*** RECORDS SUPPLIED

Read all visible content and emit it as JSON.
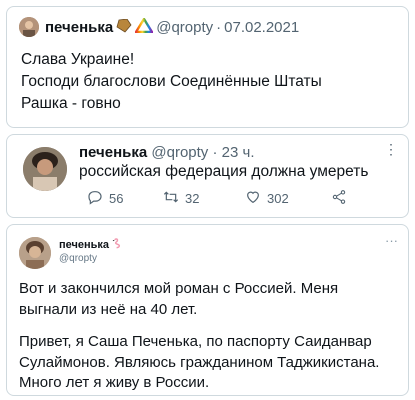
{
  "tweet1": {
    "name": "печенька",
    "emoji_icons": [
      "coffin-icon",
      "pride-triangle-icon"
    ],
    "handle": "@qropty",
    "separator": "·",
    "date": "07.02.2021",
    "lines": [
      "Слава Украине!",
      "Господи благослови Соединённые Штаты",
      "Рашка - говно"
    ]
  },
  "tweet2": {
    "name": "печенька",
    "handle": "@qropty",
    "separator": "·",
    "time": "23 ч.",
    "text": "российская федерация должна умереть",
    "more": "⋮",
    "actions": {
      "replies": "56",
      "retweets": "32",
      "likes": "302"
    }
  },
  "tweet3": {
    "name": "печенька",
    "emoji_icon": "flamingo-icon",
    "handle": "@qropty",
    "more": "···",
    "paragraphs": [
      "Вот и закончился мой роман с Россией. Меня выгнали из неё на 40 лет.",
      "Привет, я Саша Печенька, по паспорту Саиданвар Сулаймонов. Являюсь гражданином Таджикистана. Много лет я живу в России."
    ]
  },
  "colors": {
    "text": "#0f1419",
    "secondary": "#536471",
    "border": "#cfd9de",
    "coffin": "#b8863b",
    "flamingo": "#f29ab0"
  }
}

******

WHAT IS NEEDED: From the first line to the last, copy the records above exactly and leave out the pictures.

RESULT BELOW:
Read all visible content and emit it as JSON.
{
  "tweet1": {
    "name": "печенька",
    "emoji_icons": [
      "coffin-icon",
      "pride-triangle-icon"
    ],
    "handle": "@qropty",
    "separator": "·",
    "date": "07.02.2021",
    "lines": [
      "Слава Украине!",
      "Господи благослови Соединённые Штаты",
      "Рашка - говно"
    ]
  },
  "tweet2": {
    "name": "печенька",
    "handle": "@qropty",
    "separator": "·",
    "time": "23 ч.",
    "text": "российская федерация должна умереть",
    "more": "⋮",
    "actions": {
      "replies": "56",
      "retweets": "32",
      "likes": "302"
    }
  },
  "tweet3": {
    "name": "печенька",
    "emoji_icon": "flamingo-icon",
    "handle": "@qropty",
    "more": "···",
    "paragraphs": [
      "Вот и закончился мой роман с Россией. Меня выгнали из неё на 40 лет.",
      "Привет, я Саша Печенька, по паспорту Саиданвар Сулаймонов. Являюсь гражданином Таджикистана. Много лет я живу в России."
    ]
  },
  "colors": {
    "text": "#0f1419",
    "secondary": "#536471",
    "border": "#cfd9de",
    "coffin": "#b8863b",
    "flamingo": "#f29ab0"
  }
}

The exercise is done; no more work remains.